Entries from a dataset of interfaces:
----

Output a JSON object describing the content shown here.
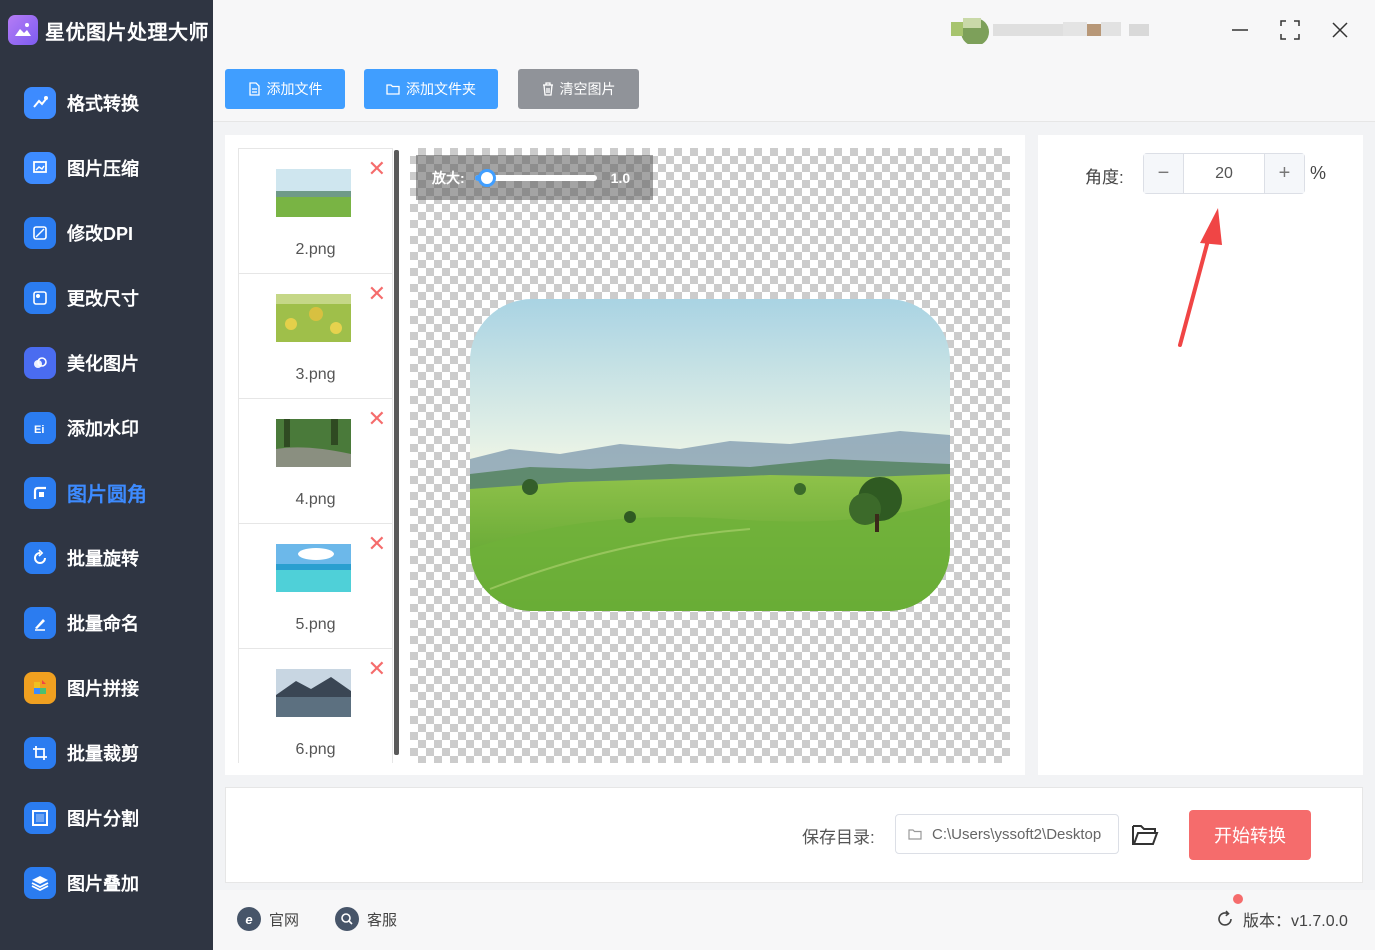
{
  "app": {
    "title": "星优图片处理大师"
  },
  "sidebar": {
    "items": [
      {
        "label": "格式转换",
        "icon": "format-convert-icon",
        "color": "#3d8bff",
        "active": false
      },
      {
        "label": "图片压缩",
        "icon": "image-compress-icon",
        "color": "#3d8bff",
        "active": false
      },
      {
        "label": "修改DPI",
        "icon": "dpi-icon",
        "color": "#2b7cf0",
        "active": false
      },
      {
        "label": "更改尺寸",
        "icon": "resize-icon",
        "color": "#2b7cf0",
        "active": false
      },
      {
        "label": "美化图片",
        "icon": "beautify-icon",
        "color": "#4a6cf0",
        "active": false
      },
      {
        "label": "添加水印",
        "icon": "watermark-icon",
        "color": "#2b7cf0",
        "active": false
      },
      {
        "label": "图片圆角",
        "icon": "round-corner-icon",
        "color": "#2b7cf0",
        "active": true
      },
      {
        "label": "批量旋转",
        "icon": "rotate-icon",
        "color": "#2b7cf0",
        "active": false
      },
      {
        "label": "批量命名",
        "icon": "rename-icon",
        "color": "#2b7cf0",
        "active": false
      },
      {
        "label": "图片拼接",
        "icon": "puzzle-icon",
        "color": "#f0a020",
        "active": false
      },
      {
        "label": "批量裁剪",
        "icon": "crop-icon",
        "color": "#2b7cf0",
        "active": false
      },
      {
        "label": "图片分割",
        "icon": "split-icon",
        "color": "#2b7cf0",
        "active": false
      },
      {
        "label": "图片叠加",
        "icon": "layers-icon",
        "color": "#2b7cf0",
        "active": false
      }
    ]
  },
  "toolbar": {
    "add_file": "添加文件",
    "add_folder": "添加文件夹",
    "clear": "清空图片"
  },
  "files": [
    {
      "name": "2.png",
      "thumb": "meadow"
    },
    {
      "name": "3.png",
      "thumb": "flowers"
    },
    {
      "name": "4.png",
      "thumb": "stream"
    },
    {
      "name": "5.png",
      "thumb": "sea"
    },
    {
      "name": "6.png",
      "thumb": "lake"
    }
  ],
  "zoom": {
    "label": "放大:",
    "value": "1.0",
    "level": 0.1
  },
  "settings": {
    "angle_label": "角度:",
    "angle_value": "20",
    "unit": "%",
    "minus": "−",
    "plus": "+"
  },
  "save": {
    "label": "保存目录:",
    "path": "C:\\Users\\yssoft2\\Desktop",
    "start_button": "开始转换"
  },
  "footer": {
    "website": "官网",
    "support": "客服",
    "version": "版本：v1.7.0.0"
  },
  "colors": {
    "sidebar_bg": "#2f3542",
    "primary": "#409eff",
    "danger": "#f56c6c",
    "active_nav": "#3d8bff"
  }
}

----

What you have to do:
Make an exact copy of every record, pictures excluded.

Finished exercise:
Output a JSON object describing the content shown here.
{
  "app": {
    "title": "星优图片处理大师"
  },
  "sidebar": {
    "items": [
      {
        "label": "格式转换",
        "icon": "format-convert-icon",
        "color": "#3d8bff",
        "active": false
      },
      {
        "label": "图片压缩",
        "icon": "image-compress-icon",
        "color": "#3d8bff",
        "active": false
      },
      {
        "label": "修改DPI",
        "icon": "dpi-icon",
        "color": "#2b7cf0",
        "active": false
      },
      {
        "label": "更改尺寸",
        "icon": "resize-icon",
        "color": "#2b7cf0",
        "active": false
      },
      {
        "label": "美化图片",
        "icon": "beautify-icon",
        "color": "#4a6cf0",
        "active": false
      },
      {
        "label": "添加水印",
        "icon": "watermark-icon",
        "color": "#2b7cf0",
        "active": false
      },
      {
        "label": "图片圆角",
        "icon": "round-corner-icon",
        "color": "#2b7cf0",
        "active": true
      },
      {
        "label": "批量旋转",
        "icon": "rotate-icon",
        "color": "#2b7cf0",
        "active": false
      },
      {
        "label": "批量命名",
        "icon": "rename-icon",
        "color": "#2b7cf0",
        "active": false
      },
      {
        "label": "图片拼接",
        "icon": "puzzle-icon",
        "color": "#f0a020",
        "active": false
      },
      {
        "label": "批量裁剪",
        "icon": "crop-icon",
        "color": "#2b7cf0",
        "active": false
      },
      {
        "label": "图片分割",
        "icon": "split-icon",
        "color": "#2b7cf0",
        "active": false
      },
      {
        "label": "图片叠加",
        "icon": "layers-icon",
        "color": "#2b7cf0",
        "active": false
      }
    ]
  },
  "toolbar": {
    "add_file": "添加文件",
    "add_folder": "添加文件夹",
    "clear": "清空图片"
  },
  "files": [
    {
      "name": "2.png",
      "thumb": "meadow"
    },
    {
      "name": "3.png",
      "thumb": "flowers"
    },
    {
      "name": "4.png",
      "thumb": "stream"
    },
    {
      "name": "5.png",
      "thumb": "sea"
    },
    {
      "name": "6.png",
      "thumb": "lake"
    }
  ],
  "zoom": {
    "label": "放大:",
    "value": "1.0",
    "level": 0.1
  },
  "settings": {
    "angle_label": "角度:",
    "angle_value": "20",
    "unit": "%",
    "minus": "−",
    "plus": "+"
  },
  "save": {
    "label": "保存目录:",
    "path": "C:\\Users\\yssoft2\\Desktop",
    "start_button": "开始转换"
  },
  "footer": {
    "website": "官网",
    "support": "客服",
    "version": "版本：v1.7.0.0"
  },
  "colors": {
    "sidebar_bg": "#2f3542",
    "primary": "#409eff",
    "danger": "#f56c6c",
    "active_nav": "#3d8bff"
  }
}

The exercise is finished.